** Extracted information follows **

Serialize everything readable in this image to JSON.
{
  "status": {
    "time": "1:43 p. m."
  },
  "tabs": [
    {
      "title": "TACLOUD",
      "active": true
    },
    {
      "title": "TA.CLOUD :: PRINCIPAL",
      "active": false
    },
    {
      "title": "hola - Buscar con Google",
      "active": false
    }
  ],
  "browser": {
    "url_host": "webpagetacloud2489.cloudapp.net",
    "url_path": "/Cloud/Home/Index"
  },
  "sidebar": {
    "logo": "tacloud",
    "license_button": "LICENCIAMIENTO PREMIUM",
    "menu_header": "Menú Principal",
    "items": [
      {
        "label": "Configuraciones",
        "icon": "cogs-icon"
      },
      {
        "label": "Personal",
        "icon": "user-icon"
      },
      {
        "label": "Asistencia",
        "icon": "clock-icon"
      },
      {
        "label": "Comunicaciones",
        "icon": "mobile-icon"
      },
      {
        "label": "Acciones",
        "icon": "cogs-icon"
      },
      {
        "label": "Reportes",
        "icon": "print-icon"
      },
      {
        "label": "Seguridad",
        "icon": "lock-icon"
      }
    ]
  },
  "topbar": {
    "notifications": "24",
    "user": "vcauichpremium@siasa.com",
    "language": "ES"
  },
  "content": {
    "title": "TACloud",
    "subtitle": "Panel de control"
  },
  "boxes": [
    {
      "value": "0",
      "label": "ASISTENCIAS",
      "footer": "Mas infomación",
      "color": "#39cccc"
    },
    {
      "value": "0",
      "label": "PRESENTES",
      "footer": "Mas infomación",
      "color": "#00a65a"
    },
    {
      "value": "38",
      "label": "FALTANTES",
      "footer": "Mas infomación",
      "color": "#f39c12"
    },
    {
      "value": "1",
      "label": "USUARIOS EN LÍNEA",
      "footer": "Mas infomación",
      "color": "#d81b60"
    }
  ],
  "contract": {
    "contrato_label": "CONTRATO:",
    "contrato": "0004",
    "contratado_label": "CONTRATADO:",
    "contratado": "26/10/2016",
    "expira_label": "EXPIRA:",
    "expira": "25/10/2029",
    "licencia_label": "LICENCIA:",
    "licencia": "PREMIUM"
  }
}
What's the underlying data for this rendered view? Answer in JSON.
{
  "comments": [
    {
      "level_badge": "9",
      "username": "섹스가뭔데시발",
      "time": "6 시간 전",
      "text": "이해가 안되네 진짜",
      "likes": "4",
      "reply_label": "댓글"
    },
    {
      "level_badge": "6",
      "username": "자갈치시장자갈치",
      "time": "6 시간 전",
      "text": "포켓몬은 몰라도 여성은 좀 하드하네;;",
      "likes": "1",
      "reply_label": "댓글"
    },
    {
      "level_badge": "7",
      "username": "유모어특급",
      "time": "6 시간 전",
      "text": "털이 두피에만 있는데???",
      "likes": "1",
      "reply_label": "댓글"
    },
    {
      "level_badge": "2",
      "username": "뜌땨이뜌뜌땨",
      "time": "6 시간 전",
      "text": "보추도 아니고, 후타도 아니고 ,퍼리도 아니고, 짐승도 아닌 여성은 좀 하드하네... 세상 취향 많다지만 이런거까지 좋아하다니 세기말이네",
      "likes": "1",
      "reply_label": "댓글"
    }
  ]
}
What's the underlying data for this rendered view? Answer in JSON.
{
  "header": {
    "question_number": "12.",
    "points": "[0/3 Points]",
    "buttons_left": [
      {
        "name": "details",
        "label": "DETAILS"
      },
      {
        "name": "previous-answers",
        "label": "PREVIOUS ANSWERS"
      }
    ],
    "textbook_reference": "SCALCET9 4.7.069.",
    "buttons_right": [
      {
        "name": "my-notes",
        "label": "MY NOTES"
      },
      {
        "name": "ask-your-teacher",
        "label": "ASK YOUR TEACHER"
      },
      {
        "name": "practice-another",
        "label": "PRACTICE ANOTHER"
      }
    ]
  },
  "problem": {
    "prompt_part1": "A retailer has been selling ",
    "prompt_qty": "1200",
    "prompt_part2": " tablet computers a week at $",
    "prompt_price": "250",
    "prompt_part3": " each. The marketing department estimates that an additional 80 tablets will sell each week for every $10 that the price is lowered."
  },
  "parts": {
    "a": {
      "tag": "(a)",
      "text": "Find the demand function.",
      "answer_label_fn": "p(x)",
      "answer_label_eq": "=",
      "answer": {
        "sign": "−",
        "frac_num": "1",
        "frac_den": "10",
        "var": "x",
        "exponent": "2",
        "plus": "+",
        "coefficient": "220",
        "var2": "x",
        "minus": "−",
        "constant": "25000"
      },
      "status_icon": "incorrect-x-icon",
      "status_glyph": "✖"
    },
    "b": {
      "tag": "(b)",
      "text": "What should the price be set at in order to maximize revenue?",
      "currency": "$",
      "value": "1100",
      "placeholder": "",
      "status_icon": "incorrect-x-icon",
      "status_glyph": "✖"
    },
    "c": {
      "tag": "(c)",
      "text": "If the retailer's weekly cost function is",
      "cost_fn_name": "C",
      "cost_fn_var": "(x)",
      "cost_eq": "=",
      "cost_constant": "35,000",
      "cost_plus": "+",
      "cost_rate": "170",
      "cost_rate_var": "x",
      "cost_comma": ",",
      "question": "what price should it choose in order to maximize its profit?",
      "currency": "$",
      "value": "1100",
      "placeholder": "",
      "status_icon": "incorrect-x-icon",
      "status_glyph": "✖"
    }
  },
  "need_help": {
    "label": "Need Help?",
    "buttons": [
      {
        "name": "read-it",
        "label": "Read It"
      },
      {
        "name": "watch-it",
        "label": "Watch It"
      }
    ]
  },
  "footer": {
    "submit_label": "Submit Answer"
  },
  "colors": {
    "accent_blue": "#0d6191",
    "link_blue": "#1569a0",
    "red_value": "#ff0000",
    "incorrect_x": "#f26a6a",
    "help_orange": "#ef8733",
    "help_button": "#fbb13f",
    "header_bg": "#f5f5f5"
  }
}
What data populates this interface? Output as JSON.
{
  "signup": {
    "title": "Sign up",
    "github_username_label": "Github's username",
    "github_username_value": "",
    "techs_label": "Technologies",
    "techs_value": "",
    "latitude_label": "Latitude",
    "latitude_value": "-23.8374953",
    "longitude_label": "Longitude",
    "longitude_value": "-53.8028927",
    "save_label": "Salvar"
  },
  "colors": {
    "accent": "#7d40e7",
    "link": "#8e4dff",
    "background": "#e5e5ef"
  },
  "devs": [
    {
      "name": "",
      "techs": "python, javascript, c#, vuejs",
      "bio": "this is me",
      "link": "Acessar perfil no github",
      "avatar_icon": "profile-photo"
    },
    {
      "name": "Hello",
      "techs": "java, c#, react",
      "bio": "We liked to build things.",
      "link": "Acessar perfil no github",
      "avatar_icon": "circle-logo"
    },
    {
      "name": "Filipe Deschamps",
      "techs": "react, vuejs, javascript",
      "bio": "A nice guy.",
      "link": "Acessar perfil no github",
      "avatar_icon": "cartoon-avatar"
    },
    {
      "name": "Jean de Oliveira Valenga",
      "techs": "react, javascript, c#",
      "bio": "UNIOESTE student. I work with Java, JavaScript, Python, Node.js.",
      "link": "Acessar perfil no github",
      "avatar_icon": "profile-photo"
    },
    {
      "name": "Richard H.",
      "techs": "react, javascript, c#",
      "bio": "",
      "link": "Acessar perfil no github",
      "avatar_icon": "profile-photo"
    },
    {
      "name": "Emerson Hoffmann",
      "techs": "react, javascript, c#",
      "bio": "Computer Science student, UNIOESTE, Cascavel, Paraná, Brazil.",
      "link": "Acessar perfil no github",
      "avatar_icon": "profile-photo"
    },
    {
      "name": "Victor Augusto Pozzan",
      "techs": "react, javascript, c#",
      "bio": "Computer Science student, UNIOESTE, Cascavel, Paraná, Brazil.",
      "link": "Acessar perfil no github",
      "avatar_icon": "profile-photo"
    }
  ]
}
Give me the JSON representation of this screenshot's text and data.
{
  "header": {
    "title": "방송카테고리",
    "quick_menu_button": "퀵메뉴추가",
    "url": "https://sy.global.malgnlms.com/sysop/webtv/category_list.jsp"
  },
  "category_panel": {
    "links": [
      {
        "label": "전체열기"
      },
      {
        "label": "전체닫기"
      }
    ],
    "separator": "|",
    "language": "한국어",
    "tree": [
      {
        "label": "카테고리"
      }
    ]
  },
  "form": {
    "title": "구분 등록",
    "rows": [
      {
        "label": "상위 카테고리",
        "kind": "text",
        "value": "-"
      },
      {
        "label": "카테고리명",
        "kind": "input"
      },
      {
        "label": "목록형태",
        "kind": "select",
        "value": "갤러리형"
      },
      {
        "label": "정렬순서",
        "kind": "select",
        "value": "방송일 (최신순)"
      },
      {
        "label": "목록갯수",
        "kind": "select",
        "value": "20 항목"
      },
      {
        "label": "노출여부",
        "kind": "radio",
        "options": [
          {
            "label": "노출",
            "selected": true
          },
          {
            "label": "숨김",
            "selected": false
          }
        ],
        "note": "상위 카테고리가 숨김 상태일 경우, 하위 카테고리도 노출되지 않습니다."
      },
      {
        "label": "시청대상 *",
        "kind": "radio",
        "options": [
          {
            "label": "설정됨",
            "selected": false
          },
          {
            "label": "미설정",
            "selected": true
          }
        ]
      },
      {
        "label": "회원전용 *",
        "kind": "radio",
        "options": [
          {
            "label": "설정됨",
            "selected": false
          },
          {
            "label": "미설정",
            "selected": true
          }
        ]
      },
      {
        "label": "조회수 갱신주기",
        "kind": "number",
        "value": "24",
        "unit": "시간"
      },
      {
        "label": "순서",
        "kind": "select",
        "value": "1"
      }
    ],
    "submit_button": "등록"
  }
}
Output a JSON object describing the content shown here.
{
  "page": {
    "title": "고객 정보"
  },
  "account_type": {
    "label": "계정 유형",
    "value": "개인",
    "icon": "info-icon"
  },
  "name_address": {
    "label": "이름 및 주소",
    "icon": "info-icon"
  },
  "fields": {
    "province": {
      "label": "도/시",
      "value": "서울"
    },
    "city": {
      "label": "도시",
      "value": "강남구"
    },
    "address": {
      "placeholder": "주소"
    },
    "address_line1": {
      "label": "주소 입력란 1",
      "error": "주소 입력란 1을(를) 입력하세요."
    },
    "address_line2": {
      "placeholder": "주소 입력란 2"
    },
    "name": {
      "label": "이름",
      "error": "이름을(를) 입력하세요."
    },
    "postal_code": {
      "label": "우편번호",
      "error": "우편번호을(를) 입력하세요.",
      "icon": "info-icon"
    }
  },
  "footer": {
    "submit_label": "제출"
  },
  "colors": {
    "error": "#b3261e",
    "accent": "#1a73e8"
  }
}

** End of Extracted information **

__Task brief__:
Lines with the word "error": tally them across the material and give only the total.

__Worked solution__:
4